As hard as it may be, delegation is essential if you’re looking to expand. Ensure you have a framework that clearly outlines each employee’s responsibilities, and encourage communication between all levels to keep things running smoothly.
Selling something? Make sure it’s accessible to your customers. If you have no clear system for getting your products to them, prospective buyers will go elsewhere.
In February 2017, the UK spent an average of £1 billion a week online. Having a bricks-and-mortar shop no longer means trouble for small businesses as the online marketplace continues to expand, and more shoppers are spending money on their smartphones.
If your business relies on product sales, consider selling online. Amazon, eBay, and smaller, more niche marketplaces (such as Etsy), give small retailers access to a whole world of shoppers. Going online with e-commerce puts you in front of a wider audience; however, as technology advances, your customers will become easily frustrated if your systems aren’t up to date. Make sure your website and other marketplaces are integrated for a smooth customer experience that won’t put potential buyers off making a purchase.

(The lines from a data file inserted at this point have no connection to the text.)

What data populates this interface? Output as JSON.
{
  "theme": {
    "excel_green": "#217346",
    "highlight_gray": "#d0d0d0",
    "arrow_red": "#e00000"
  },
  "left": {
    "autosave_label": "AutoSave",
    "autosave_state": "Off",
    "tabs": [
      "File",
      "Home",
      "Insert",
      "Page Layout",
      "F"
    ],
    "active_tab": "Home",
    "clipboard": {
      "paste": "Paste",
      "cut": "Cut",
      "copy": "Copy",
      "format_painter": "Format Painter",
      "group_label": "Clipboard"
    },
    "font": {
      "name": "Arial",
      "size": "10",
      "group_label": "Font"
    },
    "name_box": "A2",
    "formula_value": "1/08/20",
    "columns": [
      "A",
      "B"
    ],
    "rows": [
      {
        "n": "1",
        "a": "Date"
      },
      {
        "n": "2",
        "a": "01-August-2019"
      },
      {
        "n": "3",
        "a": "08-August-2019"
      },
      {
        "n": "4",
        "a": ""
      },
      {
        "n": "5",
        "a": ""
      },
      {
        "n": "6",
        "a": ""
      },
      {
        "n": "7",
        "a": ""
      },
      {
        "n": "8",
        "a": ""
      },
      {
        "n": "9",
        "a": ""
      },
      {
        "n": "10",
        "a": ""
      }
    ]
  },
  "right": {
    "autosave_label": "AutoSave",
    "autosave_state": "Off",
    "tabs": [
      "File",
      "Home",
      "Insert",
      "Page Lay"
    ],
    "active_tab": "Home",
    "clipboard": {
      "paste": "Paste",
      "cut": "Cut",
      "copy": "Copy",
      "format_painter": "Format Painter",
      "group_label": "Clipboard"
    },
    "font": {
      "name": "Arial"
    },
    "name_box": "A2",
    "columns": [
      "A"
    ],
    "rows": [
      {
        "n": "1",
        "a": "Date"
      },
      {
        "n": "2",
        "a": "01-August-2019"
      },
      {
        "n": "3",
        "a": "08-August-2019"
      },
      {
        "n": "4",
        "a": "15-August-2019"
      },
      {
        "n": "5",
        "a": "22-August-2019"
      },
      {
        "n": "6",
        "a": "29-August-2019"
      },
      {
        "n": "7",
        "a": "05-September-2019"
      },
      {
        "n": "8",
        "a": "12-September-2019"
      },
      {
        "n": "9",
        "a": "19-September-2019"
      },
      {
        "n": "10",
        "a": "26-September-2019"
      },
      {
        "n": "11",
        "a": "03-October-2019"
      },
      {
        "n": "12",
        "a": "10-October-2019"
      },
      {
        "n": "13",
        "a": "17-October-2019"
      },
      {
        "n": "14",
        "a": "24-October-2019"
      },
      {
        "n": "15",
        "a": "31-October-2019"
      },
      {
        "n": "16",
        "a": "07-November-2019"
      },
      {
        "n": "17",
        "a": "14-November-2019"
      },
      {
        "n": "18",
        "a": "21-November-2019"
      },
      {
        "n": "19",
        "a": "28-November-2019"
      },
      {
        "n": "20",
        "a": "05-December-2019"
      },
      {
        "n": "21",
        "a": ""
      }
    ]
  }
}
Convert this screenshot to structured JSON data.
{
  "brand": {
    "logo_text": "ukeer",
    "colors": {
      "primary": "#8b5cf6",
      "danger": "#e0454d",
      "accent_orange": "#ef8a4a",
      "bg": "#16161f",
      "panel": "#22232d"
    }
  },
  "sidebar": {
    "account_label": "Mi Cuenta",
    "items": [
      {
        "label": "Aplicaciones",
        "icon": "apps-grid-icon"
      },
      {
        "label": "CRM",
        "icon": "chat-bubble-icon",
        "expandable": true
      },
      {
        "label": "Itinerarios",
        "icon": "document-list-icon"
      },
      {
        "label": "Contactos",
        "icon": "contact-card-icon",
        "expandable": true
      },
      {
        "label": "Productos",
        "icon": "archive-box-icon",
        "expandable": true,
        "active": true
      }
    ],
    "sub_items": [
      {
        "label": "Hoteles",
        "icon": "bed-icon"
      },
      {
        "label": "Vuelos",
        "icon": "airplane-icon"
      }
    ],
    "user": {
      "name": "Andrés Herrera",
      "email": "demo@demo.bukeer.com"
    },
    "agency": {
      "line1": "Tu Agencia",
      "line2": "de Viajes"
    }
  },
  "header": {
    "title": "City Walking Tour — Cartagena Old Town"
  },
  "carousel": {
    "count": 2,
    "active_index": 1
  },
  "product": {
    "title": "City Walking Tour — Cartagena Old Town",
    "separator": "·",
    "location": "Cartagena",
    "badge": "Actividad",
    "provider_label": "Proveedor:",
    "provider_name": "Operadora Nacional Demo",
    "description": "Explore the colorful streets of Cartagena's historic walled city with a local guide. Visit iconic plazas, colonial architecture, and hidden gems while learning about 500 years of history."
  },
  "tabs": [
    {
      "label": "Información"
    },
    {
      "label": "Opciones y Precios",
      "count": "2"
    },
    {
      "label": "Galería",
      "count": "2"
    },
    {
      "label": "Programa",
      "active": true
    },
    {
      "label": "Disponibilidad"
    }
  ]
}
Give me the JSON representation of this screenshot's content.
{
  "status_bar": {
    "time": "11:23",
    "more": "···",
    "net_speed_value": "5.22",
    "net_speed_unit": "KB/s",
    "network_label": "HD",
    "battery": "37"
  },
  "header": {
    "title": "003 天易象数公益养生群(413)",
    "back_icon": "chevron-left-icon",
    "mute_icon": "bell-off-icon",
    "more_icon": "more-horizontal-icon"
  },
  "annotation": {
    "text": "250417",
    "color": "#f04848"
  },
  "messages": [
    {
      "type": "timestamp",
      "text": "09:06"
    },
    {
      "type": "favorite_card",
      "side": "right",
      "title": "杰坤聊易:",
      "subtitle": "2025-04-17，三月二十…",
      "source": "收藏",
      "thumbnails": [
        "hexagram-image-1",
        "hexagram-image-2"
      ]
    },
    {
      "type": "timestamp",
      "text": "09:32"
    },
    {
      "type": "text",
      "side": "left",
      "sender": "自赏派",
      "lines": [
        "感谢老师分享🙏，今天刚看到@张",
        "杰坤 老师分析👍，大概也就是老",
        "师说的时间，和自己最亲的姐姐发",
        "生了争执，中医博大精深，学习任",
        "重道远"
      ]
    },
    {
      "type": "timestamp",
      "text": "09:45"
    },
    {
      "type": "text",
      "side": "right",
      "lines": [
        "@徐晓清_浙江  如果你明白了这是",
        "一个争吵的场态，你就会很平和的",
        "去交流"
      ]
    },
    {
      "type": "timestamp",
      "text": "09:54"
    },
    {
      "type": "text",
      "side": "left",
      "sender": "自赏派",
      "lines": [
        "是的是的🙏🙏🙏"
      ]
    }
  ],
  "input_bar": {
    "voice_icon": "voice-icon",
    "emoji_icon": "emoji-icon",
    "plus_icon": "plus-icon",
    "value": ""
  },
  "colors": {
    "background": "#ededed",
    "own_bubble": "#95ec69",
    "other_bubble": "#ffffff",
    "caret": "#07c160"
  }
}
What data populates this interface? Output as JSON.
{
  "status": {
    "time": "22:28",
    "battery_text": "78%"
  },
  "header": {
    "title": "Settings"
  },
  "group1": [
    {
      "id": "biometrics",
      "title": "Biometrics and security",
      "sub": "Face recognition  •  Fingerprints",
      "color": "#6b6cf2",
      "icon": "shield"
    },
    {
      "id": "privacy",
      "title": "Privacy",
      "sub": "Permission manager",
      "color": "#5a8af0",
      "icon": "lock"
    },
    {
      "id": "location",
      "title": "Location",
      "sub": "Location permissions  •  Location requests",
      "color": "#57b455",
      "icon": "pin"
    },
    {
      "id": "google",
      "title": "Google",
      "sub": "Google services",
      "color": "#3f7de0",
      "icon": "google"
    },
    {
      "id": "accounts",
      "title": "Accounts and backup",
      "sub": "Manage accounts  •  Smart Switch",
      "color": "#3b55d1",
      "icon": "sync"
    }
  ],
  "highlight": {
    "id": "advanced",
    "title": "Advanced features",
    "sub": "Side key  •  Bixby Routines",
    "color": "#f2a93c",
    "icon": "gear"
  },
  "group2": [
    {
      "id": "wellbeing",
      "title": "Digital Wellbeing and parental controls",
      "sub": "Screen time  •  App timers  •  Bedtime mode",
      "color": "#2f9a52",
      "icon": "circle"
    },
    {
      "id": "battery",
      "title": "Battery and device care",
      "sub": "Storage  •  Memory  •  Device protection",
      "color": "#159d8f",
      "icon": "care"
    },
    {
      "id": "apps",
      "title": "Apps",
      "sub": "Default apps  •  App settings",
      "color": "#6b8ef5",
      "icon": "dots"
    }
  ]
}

One of the most widely acknowledged problems that faces growing start-ups is keeping on top of operations and admin. As your business expands, so does the amount of administrative work, giving you less time to focus on strategy, and ultimately, less time making money.
Outsourcing is an effective way to tackle those tasks that get in the way of day-to-day business. It can be far more affordable than expanding your workforce, and the right company will get to know your business as well as you do, so that they can handle everything, exactly how you would want them to.
Consider outsourcing in these areas:
When competing against the big industry names, use your size to your advantage. You may not have the funds, audience or experience that they do, but you have a far greater opportunity to be agile. As trends emerge, you have the freedom to be far more reactive than your larger competitors, and this is something you should strive to keep as you expand.
If you’re concerned that your business is too small to impress big potential clients, consider leasing office space in a busy, desirable location, or set up a virtual office for your company address and outsourced phone calls. You should also amplify any work you’ve done for big clients in the past, as this will make you look more established to those looking to work with you.
Whether you aim to expand or simply take on bigger business opportunities, don’t fall into the trap of continuing as you are. Expanding beyond your means without the necessary preparation could be detrimental to your business’ future. By taking these measures beforehand, you can ensure your business is ready to take new challenges in its stride.
Source: Ben Lobel - smallbusiness.co.uk